More than 1 million international students were in the United States in 2015-16, a significant share of them in science, technology, engineering, or math (STEM) fields. While countries increasingly are vying for this population, these individuals face a complex choice upon graduation: to stay or leave? This article examines international STEM students in the United States and the motivations underlying their postgraduation plans.
A presentation of the first-ever U.S. estimates on the economic costs of brain waste for highly skilled immigrants, their families, and the U.S. economy. The researchers discuss their findings in terms of the billions of dollars in forgone earnings and unrealized taxes when college-educated immigrants are relegated to low-skilled work.
Nearly 2 million college-educated immigrants in the United States are stuck in low-skilled jobs or are unemployed—a phenomenon known as brain waste. In this brief video, MPI researchers discuss their key findings on immigrant skill underutilization and the resulting billions of dollars in unrealized wages and forgone federal, state, and local tax receipts.
Across the United States, nearly 2 million immigrants with college degrees are unemployed or stuck in low-skilled jobs. This skill underutilization, also known as “brain waste,” varies significantly by state. These fact sheets offer a profile of these highly skilled immigrants and estimate their forgone earnings and resulting unrealized tax receipts in seven key states: California, Florida, Michigan, New York, Ohio, Texas, and Washington.
A report release and presentation of first-ever U.S. estimates on the actual economic costs of skill underutilization for immigrants, their families, and the U.S. economy, in terms of forgone earnings and unrealized federal, state, and local taxes.
The number of international students enrolled in U.S. colleges and universities has risen steadily since the mid-20th century. Today, the United States represents the top destination for international students worldwide. Learn more about where these students come from, which universities they attend, and the subjects they study in this Spotlight article.
The number of college-educated immigrants in the United States has more than tripled in the last two decades. Asians accounted for 46 percent of the 10.5 million college-educated immigrants, with India the top origin country. This Spotlight article examines key indicators of the college-educated population, including international students and high-skilled H-1B visa holders.
This briefing in Bangkok launches the MPI-IOM Issue in Brief, Shortage amid Surplus: Emigration and Human Capital Development in the Philippines, which reviews the impacts of the Philippines' successful labor export policy on skills development and human capital growth within the country. While Filipino migrant workers contribute significantly to the national economy with the remittances they send home (over US $27 billion in 2014), this reliance on exporting labor raises an important question: Has the nation’s focus on preparing workers to leave compromised human capital development at home?
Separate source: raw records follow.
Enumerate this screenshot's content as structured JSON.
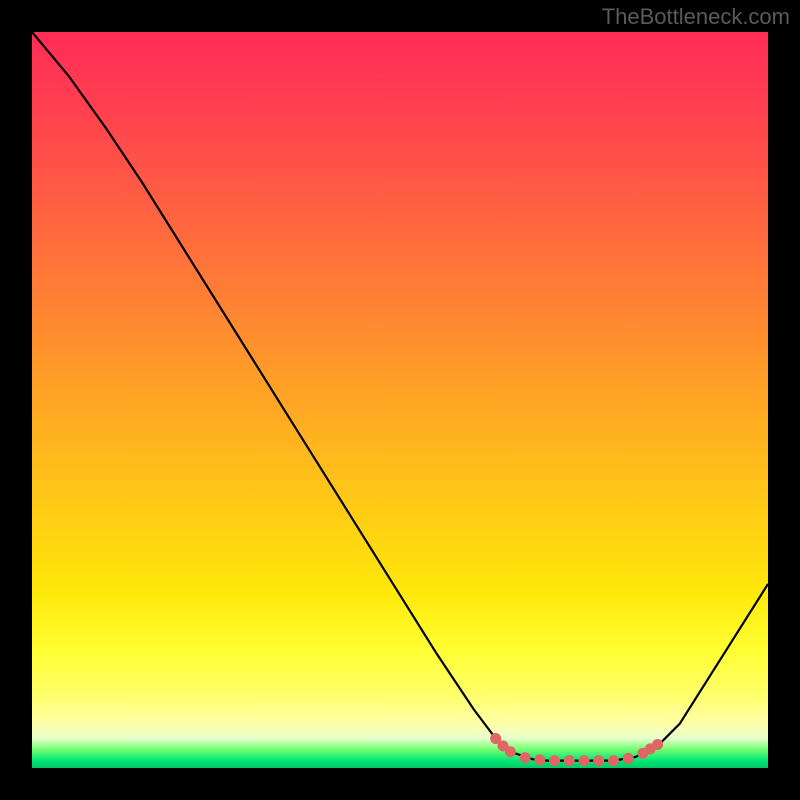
{
  "attribution": "TheBottleneck.com",
  "chart_data": {
    "type": "line",
    "title": "",
    "xlabel": "",
    "ylabel": "",
    "xlim": [
      0,
      100
    ],
    "ylim": [
      0,
      100
    ],
    "series": [
      {
        "name": "bottleneck-curve",
        "x": [
          0,
          5,
          10,
          15,
          20,
          25,
          30,
          35,
          40,
          45,
          50,
          55,
          60,
          63,
          65,
          68,
          70,
          73,
          76,
          79,
          82,
          85,
          88,
          100
        ],
        "y": [
          100,
          94,
          87,
          79.5,
          71.5,
          63.5,
          55.5,
          47.5,
          39.5,
          31.5,
          23.5,
          15.5,
          8,
          4,
          2.2,
          1.2,
          1,
          1,
          1,
          1,
          1.5,
          3,
          6,
          25
        ]
      }
    ],
    "markers": {
      "name": "optimal-range-markers",
      "color": "#e06666",
      "points": [
        {
          "x": 63,
          "y": 4.0
        },
        {
          "x": 64,
          "y": 3.0
        },
        {
          "x": 65,
          "y": 2.2
        },
        {
          "x": 67,
          "y": 1.4
        },
        {
          "x": 69,
          "y": 1.1
        },
        {
          "x": 71,
          "y": 1.0
        },
        {
          "x": 73,
          "y": 1.0
        },
        {
          "x": 75,
          "y": 1.0
        },
        {
          "x": 77,
          "y": 1.0
        },
        {
          "x": 79,
          "y": 1.0
        },
        {
          "x": 81,
          "y": 1.3
        },
        {
          "x": 83,
          "y": 2.0
        },
        {
          "x": 84,
          "y": 2.6
        },
        {
          "x": 85,
          "y": 3.2
        }
      ]
    },
    "gradient_stops": [
      {
        "pos": 0,
        "color": "#ff2d55"
      },
      {
        "pos": 50,
        "color": "#ffa026"
      },
      {
        "pos": 85,
        "color": "#ffff33"
      },
      {
        "pos": 97,
        "color": "#70ff70"
      },
      {
        "pos": 100,
        "color": "#00c864"
      }
    ]
  }
}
As federal and state governments ramp up efforts to implement the Workforce Innovation and Opportunity Act, these fact sheets compare key characteristics of the foreign born and the U.S. born that are relevant to understanding needs for adult education and workforce training services. The fact sheets cover the United States, the 20 states and 25 counties with the largest immigrant populations, and New York City.
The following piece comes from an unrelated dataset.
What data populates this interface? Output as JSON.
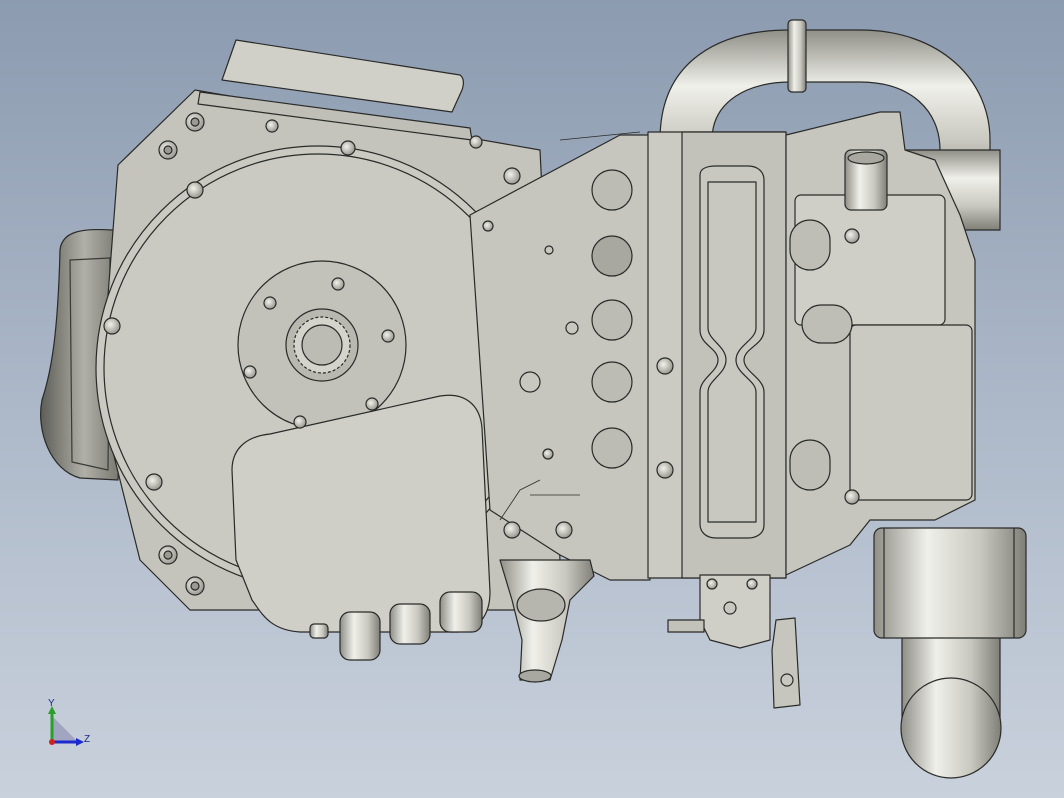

The Philippines has the most sophisticated labor-exporting model in the world, with 1.8 million temporary workers deployed in 2014 alone. This issue in brief reviews the impacts of the Philippines’ successful labor export policy on skills development and human capital growth within the country.